Without the images, print every line of the material below exactly as given.

- - - - - - -

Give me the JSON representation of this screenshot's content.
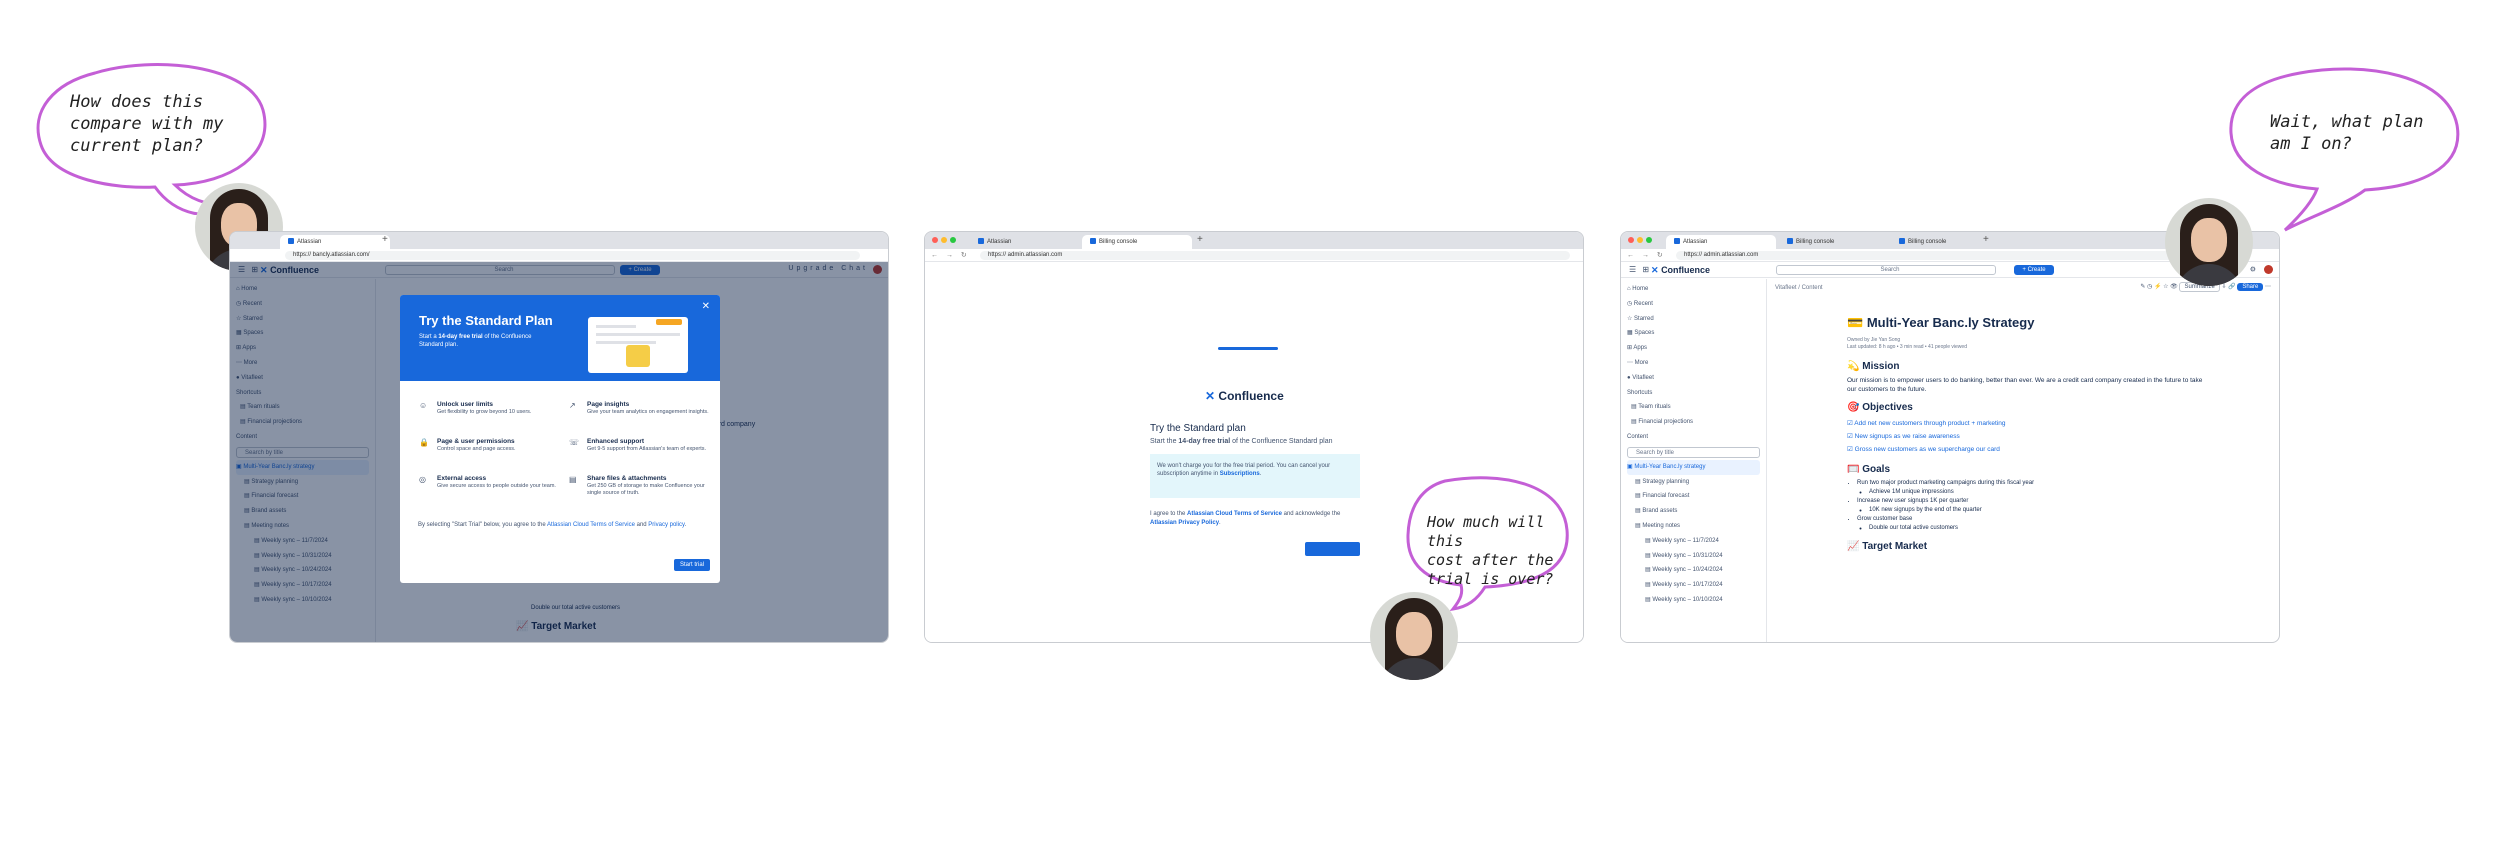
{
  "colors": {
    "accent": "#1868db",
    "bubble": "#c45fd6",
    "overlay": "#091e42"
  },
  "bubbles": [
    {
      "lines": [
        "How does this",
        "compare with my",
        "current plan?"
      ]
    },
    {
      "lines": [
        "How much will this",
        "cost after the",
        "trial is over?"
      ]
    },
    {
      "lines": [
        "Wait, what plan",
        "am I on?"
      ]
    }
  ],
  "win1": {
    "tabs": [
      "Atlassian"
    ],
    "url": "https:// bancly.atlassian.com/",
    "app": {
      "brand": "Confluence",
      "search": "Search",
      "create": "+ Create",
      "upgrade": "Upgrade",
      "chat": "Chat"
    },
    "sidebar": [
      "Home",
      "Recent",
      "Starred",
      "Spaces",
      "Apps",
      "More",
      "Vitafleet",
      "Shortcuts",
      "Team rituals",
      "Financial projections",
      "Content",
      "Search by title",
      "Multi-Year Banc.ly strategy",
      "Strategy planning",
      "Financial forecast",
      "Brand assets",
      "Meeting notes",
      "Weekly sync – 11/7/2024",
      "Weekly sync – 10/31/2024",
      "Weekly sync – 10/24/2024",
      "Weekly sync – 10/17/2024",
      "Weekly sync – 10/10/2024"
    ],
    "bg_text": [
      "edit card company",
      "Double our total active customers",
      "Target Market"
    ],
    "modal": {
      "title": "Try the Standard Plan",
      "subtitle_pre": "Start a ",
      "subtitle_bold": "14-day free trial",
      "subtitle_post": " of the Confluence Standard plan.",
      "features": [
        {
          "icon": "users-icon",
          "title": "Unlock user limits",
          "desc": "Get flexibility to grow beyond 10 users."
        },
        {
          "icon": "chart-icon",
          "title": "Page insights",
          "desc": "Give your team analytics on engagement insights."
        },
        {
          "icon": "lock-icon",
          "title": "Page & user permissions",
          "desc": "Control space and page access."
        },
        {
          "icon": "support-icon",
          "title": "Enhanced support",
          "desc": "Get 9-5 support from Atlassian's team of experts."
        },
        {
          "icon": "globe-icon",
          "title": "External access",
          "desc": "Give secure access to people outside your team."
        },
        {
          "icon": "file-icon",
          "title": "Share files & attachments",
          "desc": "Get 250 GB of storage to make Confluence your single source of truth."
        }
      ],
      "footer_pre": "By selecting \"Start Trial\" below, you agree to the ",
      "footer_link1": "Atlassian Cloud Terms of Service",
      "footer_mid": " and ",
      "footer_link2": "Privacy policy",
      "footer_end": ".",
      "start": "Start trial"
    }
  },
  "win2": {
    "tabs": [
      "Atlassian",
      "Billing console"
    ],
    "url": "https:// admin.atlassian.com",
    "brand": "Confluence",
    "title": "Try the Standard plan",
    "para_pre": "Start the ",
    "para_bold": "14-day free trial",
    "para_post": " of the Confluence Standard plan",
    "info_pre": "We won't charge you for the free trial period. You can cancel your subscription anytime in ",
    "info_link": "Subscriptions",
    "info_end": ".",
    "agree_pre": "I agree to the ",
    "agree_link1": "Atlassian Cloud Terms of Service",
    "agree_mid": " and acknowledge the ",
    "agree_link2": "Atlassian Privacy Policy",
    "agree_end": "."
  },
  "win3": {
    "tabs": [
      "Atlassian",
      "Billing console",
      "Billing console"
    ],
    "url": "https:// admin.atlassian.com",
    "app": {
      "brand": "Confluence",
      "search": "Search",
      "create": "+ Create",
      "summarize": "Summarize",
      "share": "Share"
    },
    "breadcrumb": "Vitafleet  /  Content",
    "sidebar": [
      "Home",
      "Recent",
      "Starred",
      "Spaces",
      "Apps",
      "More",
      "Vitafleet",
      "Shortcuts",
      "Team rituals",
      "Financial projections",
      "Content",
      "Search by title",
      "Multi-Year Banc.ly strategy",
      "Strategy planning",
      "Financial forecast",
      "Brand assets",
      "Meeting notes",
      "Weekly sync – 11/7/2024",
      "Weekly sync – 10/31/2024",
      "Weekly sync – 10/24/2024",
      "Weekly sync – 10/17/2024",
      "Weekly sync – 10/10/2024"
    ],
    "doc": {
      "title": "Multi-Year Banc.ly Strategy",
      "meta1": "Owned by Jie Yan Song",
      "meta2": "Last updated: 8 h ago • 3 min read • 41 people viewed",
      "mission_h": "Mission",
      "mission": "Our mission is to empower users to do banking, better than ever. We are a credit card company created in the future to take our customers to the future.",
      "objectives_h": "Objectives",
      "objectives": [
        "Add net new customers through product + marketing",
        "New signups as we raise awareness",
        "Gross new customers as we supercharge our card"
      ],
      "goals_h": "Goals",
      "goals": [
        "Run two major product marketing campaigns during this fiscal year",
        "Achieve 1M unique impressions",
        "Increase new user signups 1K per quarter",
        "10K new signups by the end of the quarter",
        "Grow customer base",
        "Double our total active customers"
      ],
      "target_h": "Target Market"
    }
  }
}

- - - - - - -

Solution
Give me the JSON representation of this screenshot's content.
{
  "colors": {
    "accent": "#1868db",
    "bubble": "#c45fd6",
    "overlay": "#091e42"
  },
  "bubbles": [
    {
      "lines": [
        "How does this",
        "compare with my",
        "current plan?"
      ]
    },
    {
      "lines": [
        "How much will this",
        "cost after the",
        "trial is over?"
      ]
    },
    {
      "lines": [
        "Wait, what plan",
        "am I on?"
      ]
    }
  ],
  "win1": {
    "tabs": [
      "Atlassian"
    ],
    "url": "https:// bancly.atlassian.com/",
    "app": {
      "brand": "Confluence",
      "search": "Search",
      "create": "+ Create",
      "upgrade": "Upgrade",
      "chat": "Chat"
    },
    "sidebar": [
      "Home",
      "Recent",
      "Starred",
      "Spaces",
      "Apps",
      "More",
      "Vitafleet",
      "Shortcuts",
      "Team rituals",
      "Financial projections",
      "Content",
      "Search by title",
      "Multi-Year Banc.ly strategy",
      "Strategy planning",
      "Financial forecast",
      "Brand assets",
      "Meeting notes",
      "Weekly sync – 11/7/2024",
      "Weekly sync – 10/31/2024",
      "Weekly sync – 10/24/2024",
      "Weekly sync – 10/17/2024",
      "Weekly sync – 10/10/2024"
    ],
    "bg_text": [
      "edit card company",
      "Double our total active customers",
      "Target Market"
    ],
    "modal": {
      "title": "Try the Standard Plan",
      "subtitle_pre": "Start a ",
      "subtitle_bold": "14-day free trial",
      "subtitle_post": " of the Confluence Standard plan.",
      "features": [
        {
          "icon": "users-icon",
          "title": "Unlock user limits",
          "desc": "Get flexibility to grow beyond 10 users."
        },
        {
          "icon": "chart-icon",
          "title": "Page insights",
          "desc": "Give your team analytics on engagement insights."
        },
        {
          "icon": "lock-icon",
          "title": "Page & user permissions",
          "desc": "Control space and page access."
        },
        {
          "icon": "support-icon",
          "title": "Enhanced support",
          "desc": "Get 9-5 support from Atlassian's team of experts."
        },
        {
          "icon": "globe-icon",
          "title": "External access",
          "desc": "Give secure access to people outside your team."
        },
        {
          "icon": "file-icon",
          "title": "Share files & attachments",
          "desc": "Get 250 GB of storage to make Confluence your single source of truth."
        }
      ],
      "footer_pre": "By selecting \"Start Trial\" below, you agree to the ",
      "footer_link1": "Atlassian Cloud Terms of Service",
      "footer_mid": " and ",
      "footer_link2": "Privacy policy",
      "footer_end": ".",
      "start": "Start trial"
    }
  },
  "win2": {
    "tabs": [
      "Atlassian",
      "Billing console"
    ],
    "url": "https:// admin.atlassian.com",
    "brand": "Confluence",
    "title": "Try the Standard plan",
    "para_pre": "Start the ",
    "para_bold": "14-day free trial",
    "para_post": " of the Confluence Standard plan",
    "info_pre": "We won't charge you for the free trial period. You can cancel your subscription anytime in ",
    "info_link": "Subscriptions",
    "info_end": ".",
    "agree_pre": "I agree to the ",
    "agree_link1": "Atlassian Cloud Terms of Service",
    "agree_mid": " and acknowledge the ",
    "agree_link2": "Atlassian Privacy Policy",
    "agree_end": "."
  },
  "win3": {
    "tabs": [
      "Atlassian",
      "Billing console",
      "Billing console"
    ],
    "url": "https:// admin.atlassian.com",
    "app": {
      "brand": "Confluence",
      "search": "Search",
      "create": "+ Create",
      "summarize": "Summarize",
      "share": "Share"
    },
    "breadcrumb": "Vitafleet  /  Content",
    "sidebar": [
      "Home",
      "Recent",
      "Starred",
      "Spaces",
      "Apps",
      "More",
      "Vitafleet",
      "Shortcuts",
      "Team rituals",
      "Financial projections",
      "Content",
      "Search by title",
      "Multi-Year Banc.ly strategy",
      "Strategy planning",
      "Financial forecast",
      "Brand assets",
      "Meeting notes",
      "Weekly sync – 11/7/2024",
      "Weekly sync – 10/31/2024",
      "Weekly sync – 10/24/2024",
      "Weekly sync – 10/17/2024",
      "Weekly sync – 10/10/2024"
    ],
    "doc": {
      "title": "Multi-Year Banc.ly Strategy",
      "meta1": "Owned by Jie Yan Song",
      "meta2": "Last updated: 8 h ago • 3 min read • 41 people viewed",
      "mission_h": "Mission",
      "mission": "Our mission is to empower users to do banking, better than ever. We are a credit card company created in the future to take our customers to the future.",
      "objectives_h": "Objectives",
      "objectives": [
        "Add net new customers through product + marketing",
        "New signups as we raise awareness",
        "Gross new customers as we supercharge our card"
      ],
      "goals_h": "Goals",
      "goals": [
        "Run two major product marketing campaigns during this fiscal year",
        "Achieve 1M unique impressions",
        "Increase new user signups 1K per quarter",
        "10K new signups by the end of the quarter",
        "Grow customer base",
        "Double our total active customers"
      ],
      "target_h": "Target Market"
    }
  }
}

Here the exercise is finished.